So that’s not really a question, right? [Laughs.] More a joke? I mean, obviously we’re not islanders. We all smell like normal civilians who shower every day.

Though, those are the only three characters we’ve seen bathe.
Really? We’ve seen Sun bathe!

Ah, good point, yes we have. Okay, Lolo1450 was wondering if you have any real-life nicknames, like Kate has Freckles?
Sure. I probably have plenty if you were to survey the different people in my life. But I’m not telling anyone because they’ll start using them and it will drive me crazy. There’s nothing more frustrating than when fans use a nickname. That’s like people you don’t know using names from people that you’re intimate with. Like if my mom has a nickname and a fan finds it out and starts using it, that’s creepy.

Jerri_Blank wonders how you managed to steal your scenes in The Hurt Locker with very little screen time.
I didn’t know I had! Well, thank you, Jerri. That’s very sweet.

Alexandra Martell, Exotica, and many more want to know what you put in your hair. And they want to know brand names.
[Laughs.] Well, right now I use L’Oreal products in my hair. Hmmm, I should go look in my shower and see what they’re called. I ought to know what they’re called being I’m a spokesperson for them [laughs]. I always forget. Hang on … I’m walking through my kitchen to the bathroom. So it’s called Everstrong. Everstrong shampoo and conditioner.

CandiceMarshall is wondering if there is a scene involving Kate that you wish you could rewrite?
Yeah, there are. I often would have liked to rewrite some of the stuff that was passed between Kate and her beaus. You know, her romantic leads, her men. I have a hard time separating Kate from Evangeline. So, unfortunately, when they write things I think, I would never say that. Or, I would never do that. Or, that’s ridiculous. Then, instinctively, I want to change it because I want to make it what feels real to me. Which is not acting, you know? That is trying to play yourself out onscreen. So it’s kind of a ridiculous way to think, but, unfortunately, I tended to be that way.

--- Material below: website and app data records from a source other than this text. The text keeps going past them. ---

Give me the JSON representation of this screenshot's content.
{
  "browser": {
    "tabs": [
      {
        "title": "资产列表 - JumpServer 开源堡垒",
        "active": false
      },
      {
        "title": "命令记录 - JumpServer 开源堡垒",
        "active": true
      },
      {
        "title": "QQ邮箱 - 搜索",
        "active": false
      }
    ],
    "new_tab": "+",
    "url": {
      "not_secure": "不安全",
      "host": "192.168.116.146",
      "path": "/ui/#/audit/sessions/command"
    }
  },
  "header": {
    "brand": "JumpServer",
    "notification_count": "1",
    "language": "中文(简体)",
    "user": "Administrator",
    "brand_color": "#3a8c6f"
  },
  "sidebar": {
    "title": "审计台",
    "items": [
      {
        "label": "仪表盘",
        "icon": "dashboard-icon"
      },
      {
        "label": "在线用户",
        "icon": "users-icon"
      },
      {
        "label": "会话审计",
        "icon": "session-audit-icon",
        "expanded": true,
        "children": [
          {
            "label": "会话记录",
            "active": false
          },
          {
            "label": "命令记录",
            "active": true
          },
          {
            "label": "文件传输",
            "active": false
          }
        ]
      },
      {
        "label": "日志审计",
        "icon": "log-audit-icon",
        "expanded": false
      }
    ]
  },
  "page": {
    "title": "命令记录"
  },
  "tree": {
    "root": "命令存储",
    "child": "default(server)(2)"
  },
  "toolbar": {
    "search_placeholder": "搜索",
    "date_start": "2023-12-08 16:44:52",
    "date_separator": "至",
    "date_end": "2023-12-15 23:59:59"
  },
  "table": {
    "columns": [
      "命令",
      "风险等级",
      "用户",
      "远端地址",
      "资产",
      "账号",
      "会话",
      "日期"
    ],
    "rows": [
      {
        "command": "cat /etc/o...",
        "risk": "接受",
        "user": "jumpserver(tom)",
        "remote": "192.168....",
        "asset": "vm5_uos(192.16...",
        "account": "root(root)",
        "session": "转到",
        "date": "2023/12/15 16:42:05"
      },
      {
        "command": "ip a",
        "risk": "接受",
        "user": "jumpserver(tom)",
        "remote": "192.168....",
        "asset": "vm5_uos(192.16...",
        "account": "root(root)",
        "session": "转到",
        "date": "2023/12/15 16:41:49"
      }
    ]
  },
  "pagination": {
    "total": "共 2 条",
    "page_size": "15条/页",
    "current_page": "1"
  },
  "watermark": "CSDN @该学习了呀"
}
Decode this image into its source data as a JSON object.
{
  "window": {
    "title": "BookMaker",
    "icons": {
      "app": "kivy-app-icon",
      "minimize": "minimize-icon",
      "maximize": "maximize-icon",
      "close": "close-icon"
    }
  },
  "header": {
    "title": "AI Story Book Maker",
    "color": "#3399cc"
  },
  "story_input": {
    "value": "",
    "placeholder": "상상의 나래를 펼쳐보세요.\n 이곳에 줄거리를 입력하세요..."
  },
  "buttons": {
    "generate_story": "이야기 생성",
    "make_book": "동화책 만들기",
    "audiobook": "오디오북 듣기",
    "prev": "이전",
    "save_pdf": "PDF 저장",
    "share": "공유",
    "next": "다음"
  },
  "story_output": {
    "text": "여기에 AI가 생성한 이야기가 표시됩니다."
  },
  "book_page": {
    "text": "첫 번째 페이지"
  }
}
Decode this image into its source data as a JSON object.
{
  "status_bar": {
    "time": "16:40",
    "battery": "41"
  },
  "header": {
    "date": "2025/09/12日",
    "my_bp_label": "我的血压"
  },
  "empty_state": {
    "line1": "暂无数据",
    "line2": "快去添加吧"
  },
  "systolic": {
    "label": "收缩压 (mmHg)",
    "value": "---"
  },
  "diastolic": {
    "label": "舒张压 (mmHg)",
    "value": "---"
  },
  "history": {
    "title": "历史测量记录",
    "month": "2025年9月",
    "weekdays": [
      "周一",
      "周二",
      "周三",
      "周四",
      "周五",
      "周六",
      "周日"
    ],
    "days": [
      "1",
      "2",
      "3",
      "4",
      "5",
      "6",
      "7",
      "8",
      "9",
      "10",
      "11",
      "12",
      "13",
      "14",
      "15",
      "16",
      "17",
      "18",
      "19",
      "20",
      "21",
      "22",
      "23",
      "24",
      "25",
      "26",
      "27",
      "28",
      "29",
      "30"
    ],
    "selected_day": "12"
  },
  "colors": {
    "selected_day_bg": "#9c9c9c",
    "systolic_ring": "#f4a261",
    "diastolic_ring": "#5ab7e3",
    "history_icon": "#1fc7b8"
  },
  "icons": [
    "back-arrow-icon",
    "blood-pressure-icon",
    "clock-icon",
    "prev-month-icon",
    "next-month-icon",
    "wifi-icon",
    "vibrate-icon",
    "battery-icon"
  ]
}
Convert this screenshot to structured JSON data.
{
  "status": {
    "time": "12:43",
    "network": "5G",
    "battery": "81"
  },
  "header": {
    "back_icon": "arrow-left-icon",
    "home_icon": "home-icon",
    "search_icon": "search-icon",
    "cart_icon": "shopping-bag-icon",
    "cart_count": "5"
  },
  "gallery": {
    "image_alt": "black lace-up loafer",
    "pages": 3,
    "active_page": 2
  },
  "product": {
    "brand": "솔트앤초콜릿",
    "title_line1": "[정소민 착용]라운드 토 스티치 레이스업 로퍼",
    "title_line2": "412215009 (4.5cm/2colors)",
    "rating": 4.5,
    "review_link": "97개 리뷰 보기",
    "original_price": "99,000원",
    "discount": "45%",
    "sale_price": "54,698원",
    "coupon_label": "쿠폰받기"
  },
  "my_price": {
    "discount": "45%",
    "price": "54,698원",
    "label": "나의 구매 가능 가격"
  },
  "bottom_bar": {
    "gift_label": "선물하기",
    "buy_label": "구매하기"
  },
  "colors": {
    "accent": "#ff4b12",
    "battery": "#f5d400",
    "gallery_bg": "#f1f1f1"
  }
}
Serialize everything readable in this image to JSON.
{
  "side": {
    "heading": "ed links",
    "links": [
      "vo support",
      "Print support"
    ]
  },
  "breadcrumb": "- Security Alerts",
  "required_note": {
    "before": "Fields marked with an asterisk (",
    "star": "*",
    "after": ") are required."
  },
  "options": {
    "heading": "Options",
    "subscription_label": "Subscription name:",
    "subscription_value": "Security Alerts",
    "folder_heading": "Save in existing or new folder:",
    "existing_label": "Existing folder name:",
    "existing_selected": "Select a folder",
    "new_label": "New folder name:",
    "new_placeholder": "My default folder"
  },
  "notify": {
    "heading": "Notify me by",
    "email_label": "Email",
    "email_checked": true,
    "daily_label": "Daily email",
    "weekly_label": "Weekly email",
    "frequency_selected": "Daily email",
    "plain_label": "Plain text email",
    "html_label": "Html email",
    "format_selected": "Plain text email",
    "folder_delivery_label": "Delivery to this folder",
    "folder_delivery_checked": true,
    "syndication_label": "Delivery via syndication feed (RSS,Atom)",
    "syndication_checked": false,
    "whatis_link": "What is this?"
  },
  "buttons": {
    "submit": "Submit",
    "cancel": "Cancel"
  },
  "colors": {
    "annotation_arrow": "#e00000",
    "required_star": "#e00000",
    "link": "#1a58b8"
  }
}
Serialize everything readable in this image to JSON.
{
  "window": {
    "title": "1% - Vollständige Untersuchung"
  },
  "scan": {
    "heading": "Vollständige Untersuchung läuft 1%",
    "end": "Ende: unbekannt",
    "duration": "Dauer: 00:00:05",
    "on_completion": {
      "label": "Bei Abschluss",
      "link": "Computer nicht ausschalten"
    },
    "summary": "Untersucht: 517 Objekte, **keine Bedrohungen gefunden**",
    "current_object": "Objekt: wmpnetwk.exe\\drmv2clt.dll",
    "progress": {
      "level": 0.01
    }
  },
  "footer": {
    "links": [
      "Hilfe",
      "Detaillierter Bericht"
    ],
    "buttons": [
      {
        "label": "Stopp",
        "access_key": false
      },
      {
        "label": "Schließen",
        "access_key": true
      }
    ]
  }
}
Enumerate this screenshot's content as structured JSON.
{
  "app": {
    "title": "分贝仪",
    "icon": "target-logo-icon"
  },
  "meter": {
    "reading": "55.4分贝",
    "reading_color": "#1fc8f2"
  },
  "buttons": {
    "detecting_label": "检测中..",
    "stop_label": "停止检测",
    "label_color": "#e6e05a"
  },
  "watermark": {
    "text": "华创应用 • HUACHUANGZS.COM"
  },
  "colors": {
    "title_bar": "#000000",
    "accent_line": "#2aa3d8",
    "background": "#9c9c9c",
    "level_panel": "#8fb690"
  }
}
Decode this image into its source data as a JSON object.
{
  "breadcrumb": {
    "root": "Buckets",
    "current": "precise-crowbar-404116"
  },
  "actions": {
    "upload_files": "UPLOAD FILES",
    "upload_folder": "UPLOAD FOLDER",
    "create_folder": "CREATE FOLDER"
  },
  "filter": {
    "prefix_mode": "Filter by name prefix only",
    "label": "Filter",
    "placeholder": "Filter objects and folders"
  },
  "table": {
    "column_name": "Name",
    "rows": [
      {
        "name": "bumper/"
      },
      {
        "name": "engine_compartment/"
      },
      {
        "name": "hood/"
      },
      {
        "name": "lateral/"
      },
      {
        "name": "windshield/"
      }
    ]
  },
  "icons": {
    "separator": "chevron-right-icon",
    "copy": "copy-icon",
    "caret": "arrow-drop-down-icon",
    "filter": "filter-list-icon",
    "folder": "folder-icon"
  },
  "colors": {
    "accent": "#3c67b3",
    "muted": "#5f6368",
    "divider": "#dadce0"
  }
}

There is this one scene that I stand by that if I could have chosen or written it, it definitely would have gone down differently: the scene where Kate watches Jack carry a meal over to Juliet at the survivors camp. They sit down together and eat and they’re laughing and talking, and then Kate subsequently goes to Sawyer’s tent and ravishes him. I feel like it was a cheapening of the character. I feel like she was always an emotionally confused women between these two men, but she was never that manipulative sexually, I don’t think. I feel like that was something that if I could have rewritten it — and I tried to work with the producers on that one; I tried to change so at least it wasn’t a cut. It could have been Kate seeing Jack then maybe a couple scenes go by, time goes by, and then you see her go to Sawyer’s tent. It ended up being a direct cut and that she literally went in a snit, and was in a pout, because Jack was playing with another girl and she went and seduced Sawyer. I didn’t dig that. I would have rewritten that.

Evangeline Lilly on the End of Lost